Grandmom took a seat in the middle of the long table, seating Ann to her right and me to her left. Auntie Susan said, “Pass the potato salad,” and Cousin Lori said to her son, “Would you like some gravy with your fried chicken?” We focused on the food. Then everyone was talking at once.
Aunt Mary Ann told me about my Great Uncle Bubba. “He looked just like Clark Gable. I’ll tell you. We’d walk down the road together and cars would stop to look. Once someone got out to get his autograph. I’ll tell you. Did I tell you that the cat next door had kittens? They’re so cute. I’m keeping one that’s completely white. Her name is Snowball, and she’s so cute.”
Uncle Tommy heard her desultory story and said, “Dear, the train has left the track.” (I admired the sweetness of his observation: both have family histories of Alzheimer’s, and they’re helping one another notice when they lose track of a conversation.)
In the midst of this chaotic conversation, Grandmom turned to Ann and said,
"Who does the laundry?"
Ann responded, "We both do."
My grandmom said, "Oh! That's good."
Then she turned to me: "Who does the cooking?"
I said, "We both do."
Grandmom again exclaimed, "Oh, that's good!" before going on to the next chore of her life. Grandmom, like God in Genesis, looked at my world and called it good.
These dolls remind me of my family and our stories. They have been a grounding tie to my past in these years when so much has changed after my brain tumors, and I have sometimes felt like I’m dangling in this world, not entirely tied down. Now, however, I’m ready to move on.

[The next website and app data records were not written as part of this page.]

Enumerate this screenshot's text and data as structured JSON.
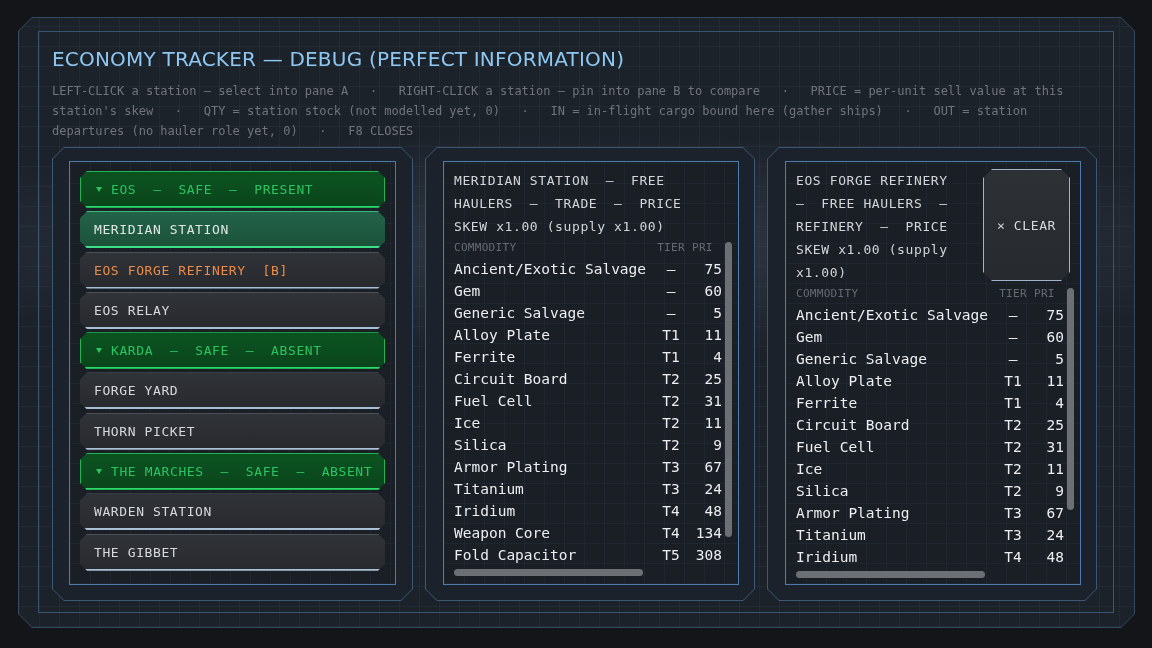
{
  "window": {
    "title": "ECONOMY TRACKER — DEBUG (PERFECT INFORMATION)",
    "help_text": "LEFT-CLICK a station — select into pane A   ·   RIGHT-CLICK a station — pin into pane B to compare   ·   PRICE = per-unit sell value at this station's skew   ·   QTY = station stock (not modelled yet, 0)   ·   IN = in-flight cargo bound here (gather ships)   ·   OUT = station departures (no hauler role yet, 0)   ·   F8 CLOSES"
  },
  "station_list": {
    "groups": [
      {
        "label": "EOS  —  SAFE  —  PRESENT",
        "expanded": true,
        "stations": [
          {
            "name": "MERIDIAN STATION",
            "selected": true,
            "pinned": false
          },
          {
            "name": "EOS FORGE REFINERY  [B]",
            "selected": false,
            "pinned": true
          },
          {
            "name": "EOS RELAY",
            "selected": false,
            "pinned": false
          }
        ]
      },
      {
        "label": "KARDA  —  SAFE  —  ABSENT",
        "expanded": true,
        "stations": [
          {
            "name": "FORGE YARD",
            "selected": false,
            "pinned": false
          },
          {
            "name": "THORN PICKET",
            "selected": false,
            "pinned": false
          }
        ]
      },
      {
        "label": "THE MARCHES  —  SAFE  —  ABSENT",
        "expanded": true,
        "stations": [
          {
            "name": "WARDEN STATION",
            "selected": false,
            "pinned": false
          },
          {
            "name": "THE GIBBET",
            "selected": false,
            "pinned": false
          }
        ]
      }
    ]
  },
  "panes": [
    {
      "title": "MERIDIAN STATION  —  FREE HAULERS  —  TRADE  —  PRICE SKEW x1.00 (supply x1.00)",
      "columns": [
        "COMMODITY",
        "TIER",
        "PRI"
      ],
      "rows": [
        [
          "Ancient/Exotic Salvage",
          "—",
          "75"
        ],
        [
          "Gem",
          "—",
          "60"
        ],
        [
          "Generic Salvage",
          "—",
          "5"
        ],
        [
          "Alloy Plate",
          "T1",
          "11"
        ],
        [
          "Ferrite",
          "T1",
          "4"
        ],
        [
          "Circuit Board",
          "T2",
          "25"
        ],
        [
          "Fuel Cell",
          "T2",
          "31"
        ],
        [
          "Ice",
          "T2",
          "11"
        ],
        [
          "Silica",
          "T2",
          "9"
        ],
        [
          "Armor Plating",
          "T3",
          "67"
        ],
        [
          "Titanium",
          "T3",
          "24"
        ],
        [
          "Iridium",
          "T4",
          "48"
        ],
        [
          "Weapon Core",
          "T4",
          "134"
        ],
        [
          "Fold Capacitor",
          "T5",
          "308"
        ]
      ]
    },
    {
      "title": "EOS FORGE REFINERY  —  FREE HAULERS  —  REFINERY  —  PRICE SKEW x1.00 (supply x1.00)",
      "clear_button": "× CLEAR",
      "columns": [
        "COMMODITY",
        "TIER",
        "PRI"
      ],
      "rows": [
        [
          "Ancient/Exotic Salvage",
          "—",
          "75"
        ],
        [
          "Gem",
          "—",
          "60"
        ],
        [
          "Generic Salvage",
          "—",
          "5"
        ],
        [
          "Alloy Plate",
          "T1",
          "11"
        ],
        [
          "Ferrite",
          "T1",
          "4"
        ],
        [
          "Circuit Board",
          "T2",
          "25"
        ],
        [
          "Fuel Cell",
          "T2",
          "31"
        ],
        [
          "Ice",
          "T2",
          "11"
        ],
        [
          "Silica",
          "T2",
          "9"
        ],
        [
          "Armor Plating",
          "T3",
          "67"
        ],
        [
          "Titanium",
          "T3",
          "24"
        ],
        [
          "Iridium",
          "T4",
          "48"
        ]
      ]
    }
  ]
}
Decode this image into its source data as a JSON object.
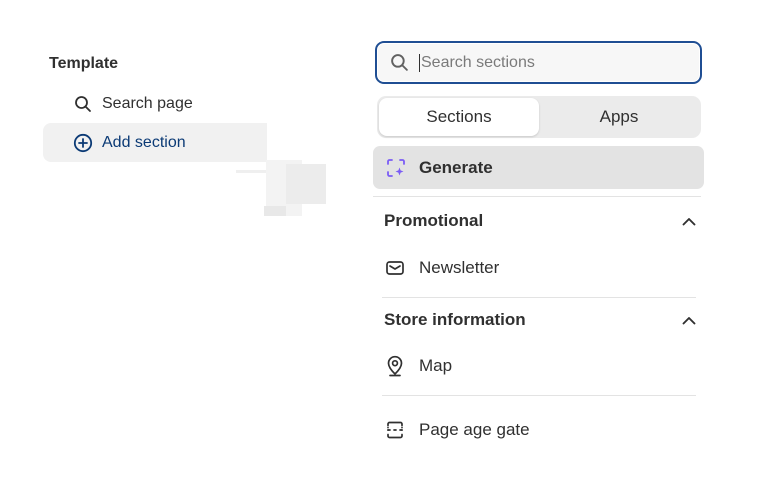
{
  "left_panel": {
    "heading": "Template",
    "items": [
      {
        "label": "Search page",
        "icon": "search-icon"
      },
      {
        "label": "Add section",
        "icon": "plus-circle-icon"
      }
    ]
  },
  "popover": {
    "search": {
      "placeholder": "Search sections",
      "value": ""
    },
    "tabs": [
      {
        "label": "Sections",
        "active": true
      },
      {
        "label": "Apps",
        "active": false
      }
    ],
    "generate": {
      "label": "Generate",
      "icon": "sparkle-icon"
    },
    "groups": [
      {
        "title": "Promotional",
        "expanded": true,
        "items": [
          {
            "label": "Newsletter",
            "icon": "envelope-icon"
          }
        ]
      },
      {
        "title": "Store information",
        "expanded": true,
        "items": [
          {
            "label": "Map",
            "icon": "map-pin-icon"
          }
        ]
      }
    ],
    "extra_items": [
      {
        "label": "Page age gate",
        "icon": "layout-section-icon"
      }
    ]
  },
  "colors": {
    "accent_navy": "#0b3a75",
    "focus_border": "#1f4e93",
    "generate_purple": "#7b5cf5"
  }
}
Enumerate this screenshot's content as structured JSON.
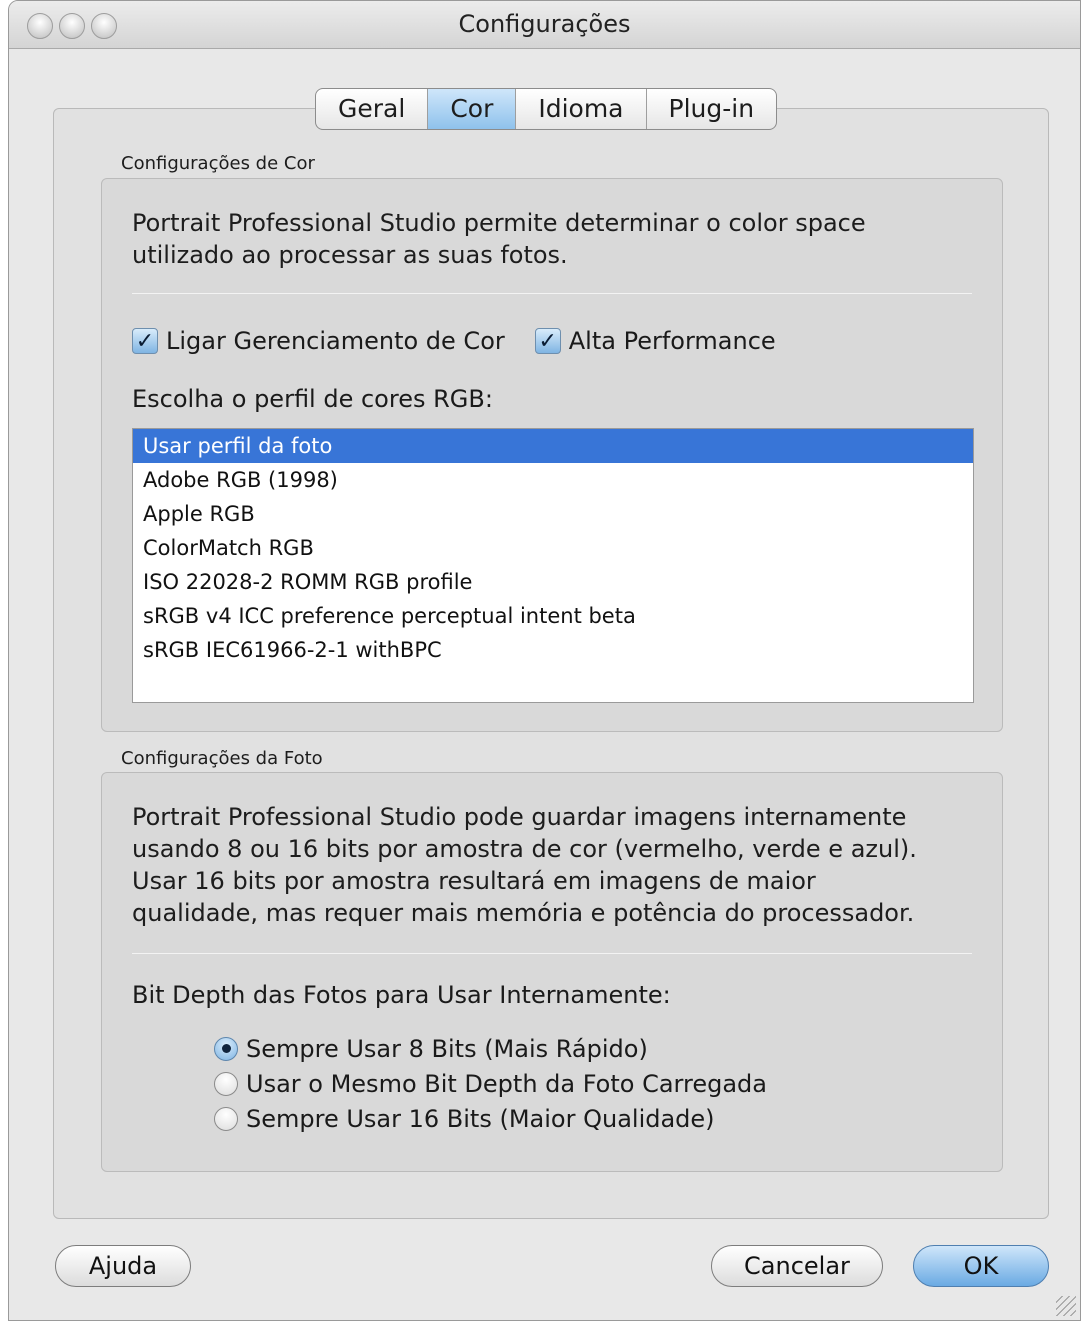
{
  "window": {
    "title": "Configurações"
  },
  "tabs": [
    {
      "label": "Geral",
      "active": false
    },
    {
      "label": "Cor",
      "active": true
    },
    {
      "label": "Idioma",
      "active": false
    },
    {
      "label": "Plug-in",
      "active": false
    }
  ],
  "color_settings": {
    "group_label": "Configurações de Cor",
    "description_line1": "Portrait Professional Studio permite determinar o color space",
    "description_line2": "utilizado ao processar as suas fotos.",
    "color_management": {
      "label": "Ligar Gerenciamento de Cor",
      "checked": true
    },
    "high_performance": {
      "label": "Alta Performance",
      "checked": true
    },
    "profile_prompt": "Escolha o perfil de cores RGB:",
    "profiles": [
      "Usar perfil da foto",
      "Adobe RGB (1998)",
      "Apple RGB",
      "ColorMatch RGB",
      "ISO 22028-2 ROMM RGB profile",
      "sRGB v4 ICC preference perceptual intent beta",
      "sRGB IEC61966-2-1 withBPC"
    ],
    "selected_profile": "Usar perfil da foto"
  },
  "photo_settings": {
    "group_label": "Configurações da Foto",
    "description_line1": "Portrait Professional Studio pode guardar imagens  internamente",
    "description_line2": "usando  8 ou 16 bits por amostra de cor (vermelho, verde e azul).",
    "description_line3": "Usar 16 bits por amostra resultará em imagens de maior",
    "description_line4": "qualidade, mas requer mais memória e potência do processador.",
    "bit_depth_prompt": "Bit Depth das Fotos para Usar Internamente:",
    "options": [
      {
        "label": "Sempre Usar 8 Bits (Mais Rápido)",
        "selected": true
      },
      {
        "label": "Usar o Mesmo Bit Depth da Foto Carregada",
        "selected": false
      },
      {
        "label": "Sempre Usar 16 Bits (Maior Qualidade)",
        "selected": false
      }
    ]
  },
  "buttons": {
    "help": "Ajuda",
    "cancel": "Cancelar",
    "ok": "OK"
  },
  "colors": {
    "accent": "#3875d7",
    "tab_active": "#8fc2ec",
    "window_bg": "#e8e8e8"
  }
}
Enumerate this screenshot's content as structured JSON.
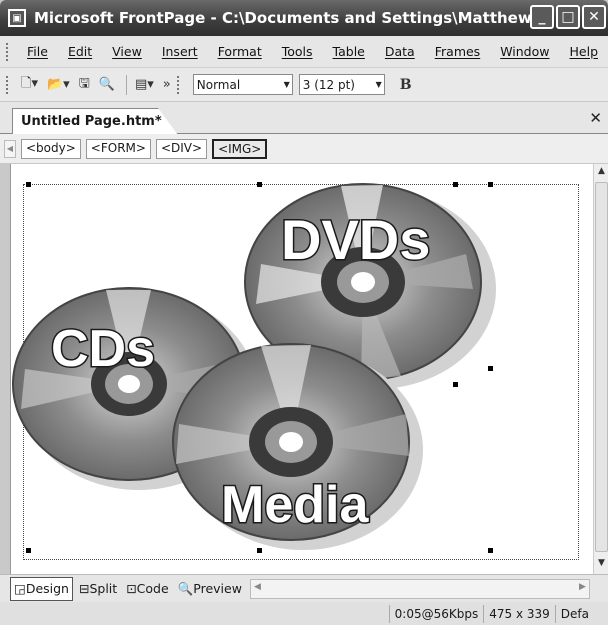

In July, Ann and I will welcome our puppy Dosey into our family, and I don’t see Grandma and Grandpa being a delight for Dosey like they are for me, so we have put them up for adoption, and before Dosey comes, Grandma and Grandpa will go to live with my friends Susan and Rod. (They weren’t home today, but Susan said we could leave on the front porch. By themselves?! With squirrels and bees and all manner folk around? No way!)
I’ll miss Grandma and Grandpa in our home. I’ll miss the way that older women go directly up to Grandma and say, “Hey girl. How you?” (or in the case of Sister Josefina from rural El Salvador, “Hola Senora. Como esta?”)
This feels like a marker in my new life, a letting go of the old dolls and an embrace of a new puppy.